Iran Leader Orders Start of Plan to Save Shrinking LakeLadane Nasseri
Iran, sapped by drought in parts of the country for five decades, will try to save one of the Middle East’s largest lakes after it lost 85 percent of its water.
Lake Urmia “shouldn’t be left in its current status,” President Hassan Rouhani said yesterday, according to the state-run Fars news agency. “The government is ready to pay the costs, as much as needed, to rehabilitate the lake.”
The lake in northwest Iran has shrunk as dams were built and farmers diverted water for crops amid climate change, state media say.
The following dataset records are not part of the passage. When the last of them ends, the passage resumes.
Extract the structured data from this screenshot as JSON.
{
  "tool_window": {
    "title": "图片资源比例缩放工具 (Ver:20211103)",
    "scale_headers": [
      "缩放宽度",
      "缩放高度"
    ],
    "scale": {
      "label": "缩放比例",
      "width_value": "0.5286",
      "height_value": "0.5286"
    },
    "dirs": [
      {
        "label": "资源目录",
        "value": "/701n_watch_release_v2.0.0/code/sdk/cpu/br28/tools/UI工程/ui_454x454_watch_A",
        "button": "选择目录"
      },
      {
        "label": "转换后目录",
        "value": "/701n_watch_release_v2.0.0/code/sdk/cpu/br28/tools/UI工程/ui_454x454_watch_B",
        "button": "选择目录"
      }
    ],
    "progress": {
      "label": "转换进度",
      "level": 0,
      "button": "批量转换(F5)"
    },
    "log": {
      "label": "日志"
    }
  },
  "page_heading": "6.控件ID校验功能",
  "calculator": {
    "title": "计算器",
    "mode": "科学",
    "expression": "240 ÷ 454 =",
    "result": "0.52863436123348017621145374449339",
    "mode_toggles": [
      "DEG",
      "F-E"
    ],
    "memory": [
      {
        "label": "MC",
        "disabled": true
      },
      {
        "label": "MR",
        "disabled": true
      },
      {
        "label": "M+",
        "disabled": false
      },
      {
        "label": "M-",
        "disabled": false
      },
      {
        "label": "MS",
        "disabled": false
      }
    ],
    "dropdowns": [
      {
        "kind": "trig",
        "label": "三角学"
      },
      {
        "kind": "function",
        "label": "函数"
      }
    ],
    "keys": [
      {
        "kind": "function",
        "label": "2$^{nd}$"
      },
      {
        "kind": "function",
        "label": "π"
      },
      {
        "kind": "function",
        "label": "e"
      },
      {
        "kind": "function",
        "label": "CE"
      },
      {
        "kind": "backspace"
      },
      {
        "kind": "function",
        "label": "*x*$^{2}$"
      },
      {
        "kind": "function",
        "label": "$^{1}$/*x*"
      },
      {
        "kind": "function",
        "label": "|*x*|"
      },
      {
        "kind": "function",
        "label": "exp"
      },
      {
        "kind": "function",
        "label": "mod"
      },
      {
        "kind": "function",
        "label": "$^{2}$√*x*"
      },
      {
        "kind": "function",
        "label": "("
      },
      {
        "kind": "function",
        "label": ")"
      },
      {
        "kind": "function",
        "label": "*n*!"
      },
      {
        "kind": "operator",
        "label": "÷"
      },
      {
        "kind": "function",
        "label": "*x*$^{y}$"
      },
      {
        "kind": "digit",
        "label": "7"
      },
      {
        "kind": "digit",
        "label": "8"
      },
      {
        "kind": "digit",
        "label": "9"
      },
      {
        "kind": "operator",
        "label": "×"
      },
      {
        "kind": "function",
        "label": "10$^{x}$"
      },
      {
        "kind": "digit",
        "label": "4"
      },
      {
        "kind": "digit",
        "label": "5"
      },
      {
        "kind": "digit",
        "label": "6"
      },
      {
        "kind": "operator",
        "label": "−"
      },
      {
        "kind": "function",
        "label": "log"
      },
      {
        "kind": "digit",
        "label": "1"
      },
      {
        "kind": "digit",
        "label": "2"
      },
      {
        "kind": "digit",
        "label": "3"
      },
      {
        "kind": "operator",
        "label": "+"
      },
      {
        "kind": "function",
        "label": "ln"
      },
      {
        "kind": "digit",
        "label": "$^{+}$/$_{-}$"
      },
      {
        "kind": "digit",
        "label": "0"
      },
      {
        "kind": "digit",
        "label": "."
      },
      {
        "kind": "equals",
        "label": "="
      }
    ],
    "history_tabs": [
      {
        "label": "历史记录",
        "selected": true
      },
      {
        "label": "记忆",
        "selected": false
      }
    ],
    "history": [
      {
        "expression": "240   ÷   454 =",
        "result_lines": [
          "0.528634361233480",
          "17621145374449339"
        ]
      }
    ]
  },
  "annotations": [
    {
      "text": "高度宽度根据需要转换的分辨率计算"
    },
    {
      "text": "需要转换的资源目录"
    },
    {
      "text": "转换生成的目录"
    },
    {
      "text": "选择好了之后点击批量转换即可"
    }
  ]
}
The average depth of Lake Urmia when it covered 5,000 square kilometers, the size of the Caribbean island of Trinidad, was six meters (20 feet). That’s now one meter, the official Islamic Republic News Agency said.
The United Nations in partnership with Iran’s environment department presented a report in March on conserving Iranian wetlands. The project relating to Lake Urmia will introduce sustainable agriculture practices to 40 villages with a potential water savings of about 35 percent while water-harvesting options will also be considered, the UNDP said on its website. Japan contributed $1 million to the UNDP’s office in Tehran to help manage area waters more efficiently.
Operations to save Lake Urmia may start next week though restoring it will require 10 to 15 years, IRNA said, citing Davoud-Reza Arab, a spokesman for the Lake Urmia Restoration Committee.
Iran has suffered from drought either nationwide or in certain areas for about half of the past five decades, the Tehran-based Donya-e-Eqtesad newspaper reported today, citing Deputy Energy Minister Sattar Mahmoudi. This year, Iran’s rainfall has decreased 6 percent, with the capital Tehran and 11 other cities bordering on water shortages, Mahmoudi said.
About 92 percent of Iran’s water is used in the agriculture industry, the minister said. At 236 liters (62 gallons) per person, Iran’s daily water consumption is higher than the global average, he said.